Set a goal to debt-proof your life. Decide to work toward the goal of living a lifestyle that doesn’t depend on consumer credit. Commit yourself to this goal: Establishing and following a spending plan that will help you make sure you never again spend more money than you earn, consistently living on 80 percent of your income while giving 10 percent and saving another 10 percent, eliminating all unsecured debt from your life by repaying it as rapidly as possible, setting up a contingency fund that contains at least $10,000 to pay for emergency expenses, and establishing a “freedom account” to pay for irregular expenses on a regular basis.

Learn the difference between intelligent borrowing and stupid debt. There are some situations where it’s fine to borrow money, as long as you carefully limit your risk when doing so and plan to pay back the loan as soon as possible. Intelligent borrowing has a fair way to get out of the agreement, is secured with collateral, is for something that has a life expectancy of more than three years and will increase in value (so you won’t be paying for a purchase long after it’s no longer useful to you, or paying more for something than it’s worth), and has a reasonable interest rate for the loan. Stupid debt falls short of those standards. From this point on, exercise caution when borrowing money.
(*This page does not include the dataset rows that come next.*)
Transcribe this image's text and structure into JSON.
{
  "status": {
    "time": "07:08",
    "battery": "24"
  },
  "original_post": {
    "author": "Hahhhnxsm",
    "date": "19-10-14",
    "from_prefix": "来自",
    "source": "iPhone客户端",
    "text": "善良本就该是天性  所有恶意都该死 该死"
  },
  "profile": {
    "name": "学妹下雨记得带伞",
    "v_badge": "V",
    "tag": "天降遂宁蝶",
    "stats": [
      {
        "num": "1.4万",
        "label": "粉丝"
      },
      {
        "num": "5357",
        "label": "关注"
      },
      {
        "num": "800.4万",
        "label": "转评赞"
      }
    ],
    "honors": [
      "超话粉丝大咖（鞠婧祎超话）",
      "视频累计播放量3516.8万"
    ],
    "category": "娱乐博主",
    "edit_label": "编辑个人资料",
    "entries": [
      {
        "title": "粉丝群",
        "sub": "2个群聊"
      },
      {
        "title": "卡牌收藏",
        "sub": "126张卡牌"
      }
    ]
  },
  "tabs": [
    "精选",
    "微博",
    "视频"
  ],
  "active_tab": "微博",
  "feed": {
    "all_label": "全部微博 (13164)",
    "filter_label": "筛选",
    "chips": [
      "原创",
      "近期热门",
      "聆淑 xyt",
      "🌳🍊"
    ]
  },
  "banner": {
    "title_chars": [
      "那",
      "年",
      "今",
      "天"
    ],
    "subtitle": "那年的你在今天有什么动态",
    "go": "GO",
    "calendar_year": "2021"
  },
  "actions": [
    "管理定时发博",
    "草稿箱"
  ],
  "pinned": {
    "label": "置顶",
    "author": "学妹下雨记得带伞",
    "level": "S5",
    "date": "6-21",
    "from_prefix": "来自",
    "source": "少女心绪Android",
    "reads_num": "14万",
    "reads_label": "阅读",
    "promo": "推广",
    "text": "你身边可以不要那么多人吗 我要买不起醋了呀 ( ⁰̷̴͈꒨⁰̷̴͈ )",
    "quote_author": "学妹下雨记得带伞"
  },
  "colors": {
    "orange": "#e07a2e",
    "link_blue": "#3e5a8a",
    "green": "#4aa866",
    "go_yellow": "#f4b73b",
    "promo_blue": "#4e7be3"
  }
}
Eliminate all of your credit cards except for one (and pay the balance on it off in full every month); pay off your mortgage as early as you can; and avoid student loans, car loans, and home equity loans.

Track where your money is going by creating a monthly spending record. Create an accurate record of how you spend your money by tracking every purchase you make – whether big or small – throughout each day for one month. Add up total amounts for individual categories that reflect how much you’ve spent on each category during the month. Once you have the information, study it and pay attention to the spending patterns you notice. How is money leaking out of your life in ways you hadn’t previously realized? You may be spending much more on fast food or coffee than you’d known before, for instance, or you may be startled to see how much you’re actually paying for clothes or electronics purchases. Now take your detailed monthly spending record and compare it to your average monthly net income. Are you spending more than you earn each month? If so, what’s the spending amount that exceeds your income? How can you start to reduce your expenses so that you spend less than you earn every month? What are some expenses that you can eliminate?

Create a contingency fund. Set aside money to cover emergencies like medical bills and car repairs that come up unexpectedly. Instead of using credit to pay when such expenses confront you, you can draw upon your contingency fund to pay without accruing any new debt. Set aside whatever amount (usually at least $10,000) you’ll need to pay your bills for three months in case you lose your job or can’t work for a period due to an illness or injury.